That’s a lot of Garbage
In 2007, Americans produced 258 million tons of garbage, enough to fill a train stretching from New York City to Los Angeles 1,500 times. Despite our best efforts to recycle as much as possible, nearly 70 percent of that waste ends up in landfills or incinerators where it decomposes and releases greenhouse gases. It’s downright scary – but can we just continue doing this; as long as our landfills can handle it – everything should be ok for generations right?
It really boils down to where you live; some areas of the country are going to have space in their landfills for decades but some will only have about 5-10 years of space left. At the holistic level, it’s going to take from 50-60 years for the majority to be full. The North East landfills are fuller than the West Coast ones. This sounds like we have a major trash problem.
The Real Problem
Technically we could just create more landfills; although it’s time consuming and expensive (it’s not just a large area to dump; there are other items that need to be build within such as drainage systems, walls to retain the trash, etc) in addition to having to clear out a large area (another major environmental impact).
This doesn’t really solve the underlying issue; and that’s the fact that we have a major trash problem. It’s not just the sheer volume of trash either; trash ending up in landfills creates a release of methane gases via trash decomposing. And we’ve all heard about methane gas, it causes major environmental issues; namely the fact that it absorbs the sun’s heat and makes the Earth hotter.
What to Do About our Trash Problem
It’s not an easy problem to solve; we live in a throw away society, and it’s hard to distance ourselves from that. Think about just the trash you generated this week: coffee out, unnecessary plastic bags at a takeout restaurant, cleaning out your closet, the catered lunch your office treated you to – this list goes on and on. But there are some simple things we can do – and at this point every one and every step does count:
- Recycle – avoiding throwing away something that could have been recycled is important. Plastics are especially bad to throw out when they could have been recycled.

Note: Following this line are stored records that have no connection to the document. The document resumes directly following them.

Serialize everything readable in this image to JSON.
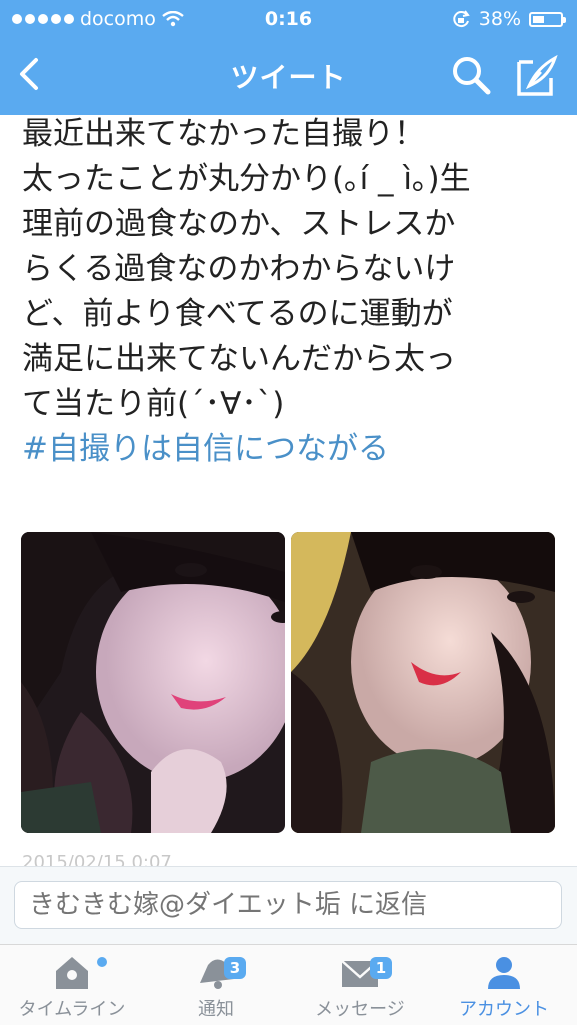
{
  "status_bar": {
    "carrier": "docomo",
    "time": "0:16",
    "battery": "38%"
  },
  "nav": {
    "title": "ツイート"
  },
  "tweet": {
    "lines": [
      "最近出来てなかった自撮り！",
      "太ったことが丸分かり(｡í _ ì｡)生",
      "理前の過食なのか、ストレスか",
      "らくる過食なのかわからないけ",
      "ど、前より食べてるのに運動が",
      "満足に出来てないんだから太っ",
      "て当たり前(´･∀･`)"
    ],
    "hashtag": "#自撮りは自信につながる",
    "timestamp": "2015/02/15 0:07"
  },
  "reply": {
    "placeholder": "きむきむ嫁@ダイエット垢 に返信"
  },
  "tabs": [
    {
      "label": "タイムライン",
      "icon": "home-icon"
    },
    {
      "label": "通知",
      "icon": "bell-icon",
      "badge": "3"
    },
    {
      "label": "メッセージ",
      "icon": "envelope-icon",
      "badge": "1"
    },
    {
      "label": "アカウント",
      "icon": "person-icon"
    }
  ],
  "colors": {
    "header": "#5aaaf0",
    "hashtag": "#4a90c8",
    "active_tab": "#4a90e2"
  }
}
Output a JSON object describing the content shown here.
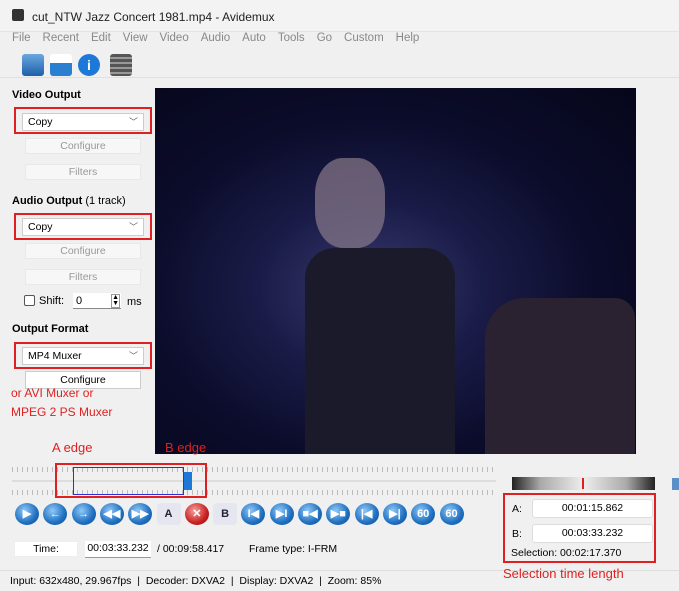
{
  "window": {
    "title": "cut_NTW Jazz Concert 1981.mp4 - Avidemux",
    "icon": "clapperboard-icon"
  },
  "menu": [
    "File",
    "Recent",
    "Edit",
    "View",
    "Video",
    "Audio",
    "Auto",
    "Tools",
    "Go",
    "Custom",
    "Help"
  ],
  "toolbar": [
    {
      "icon": "open-folder-icon"
    },
    {
      "icon": "save-download-icon"
    },
    {
      "icon": "info-icon"
    },
    {
      "icon": "film-filter-icon"
    }
  ],
  "left": {
    "video_output": {
      "label": "Video Output",
      "value": "Copy",
      "configure": "Configure",
      "filters": "Filters"
    },
    "audio_output": {
      "label": "Audio Output",
      "sub": "(1 track)",
      "value": "Copy",
      "configure": "Configure",
      "filters": "Filters",
      "shift_label": "Shift:",
      "shift_value": "0",
      "shift_unit": "ms",
      "shift_checked": false
    },
    "output_format": {
      "label": "Output Format",
      "value": "MP4 Muxer",
      "configure": "Configure"
    },
    "note_line1": "or AVI Muxer or",
    "note_line2": "MPEG 2 PS Muxer"
  },
  "annotations": {
    "a_edge": "A edge",
    "b_edge": "B edge",
    "selection_length": "Selection time length"
  },
  "controls": [
    {
      "icon": "play-icon",
      "glyph": "▶"
    },
    {
      "icon": "previous-frame-icon",
      "glyph": "←"
    },
    {
      "icon": "next-frame-icon",
      "glyph": "→"
    },
    {
      "icon": "rewind-icon",
      "glyph": "◀◀"
    },
    {
      "icon": "fast-forward-icon",
      "glyph": "▶▶"
    },
    {
      "icon": "set-marker-a-icon",
      "glyph": "A"
    },
    {
      "icon": "clear-markers-icon",
      "glyph": "✕"
    },
    {
      "icon": "set-marker-b-icon",
      "glyph": "B"
    },
    {
      "icon": "goto-marker-a-icon",
      "glyph": "I◀"
    },
    {
      "icon": "goto-marker-b-icon",
      "glyph": "▶I"
    },
    {
      "icon": "previous-black-frame-icon",
      "glyph": "■◀"
    },
    {
      "icon": "next-black-frame-icon",
      "glyph": "▶■"
    },
    {
      "icon": "first-frame-icon",
      "glyph": "|◀"
    },
    {
      "icon": "last-frame-icon",
      "glyph": "▶|"
    },
    {
      "icon": "back-60s-icon",
      "glyph": "60"
    },
    {
      "icon": "forward-60s-icon",
      "glyph": "60"
    }
  ],
  "time": {
    "button": "Time:",
    "current": "00:03:33.232",
    "total": "/ 00:09:58.417",
    "frame_type": "Frame type:  I-FRM"
  },
  "selection": {
    "a_label": "A:",
    "a_value": "00:01:15.862",
    "b_label": "B:",
    "b_value": "00:03:33.232",
    "selection": "Selection: 00:02:17.370"
  },
  "timeline": {
    "marker_a_percent": 12.7,
    "marker_b_percent": 35.6,
    "position_percent": 35.6
  },
  "status": "Input: 632x480, 29.967fps  |  Decoder: DXVA2  |  Display: DXVA2  |  Zoom: 85%",
  "colors": {
    "annotation": "#e02020",
    "accent": "#1e78d7"
  }
}
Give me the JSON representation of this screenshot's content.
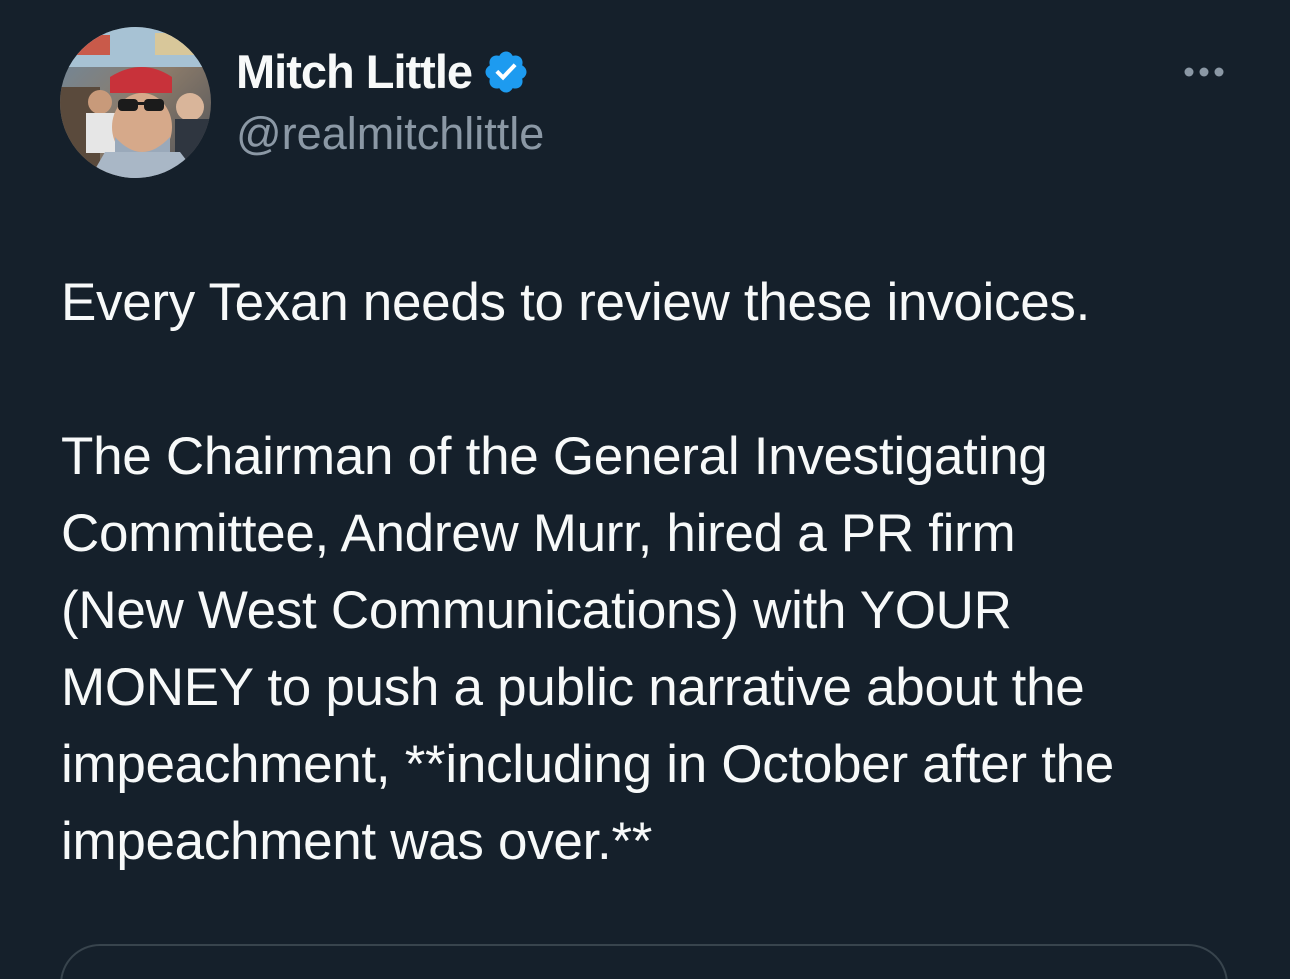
{
  "author": {
    "display_name": "Mitch Little",
    "handle": "@realmitchlittle",
    "verified_icon": "verified-badge-icon",
    "avatar_icon": "profile-photo"
  },
  "menu": {
    "more_icon": "ellipsis-icon"
  },
  "tweet": {
    "paragraph_1": "Every Texan needs to review these invoices.",
    "paragraph_2_lines": [
      "The Chairman of the General Investigating",
      "Committee, Andrew Murr, hired a PR firm",
      "(New West Communications) with YOUR",
      "MONEY to push a public narrative about the",
      "impeachment, **including in October after the",
      "impeachment was over.**"
    ]
  },
  "colors": {
    "background": "#15202b",
    "text_primary": "#f7f9f9",
    "text_secondary": "#8b98a5",
    "verified_blue": "#1d9bf0",
    "border": "#38444d"
  }
}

- Composting – any item avoiding the landfill is a win. Composting reduces methane significantly compared to a landfill. See Benefits of Composting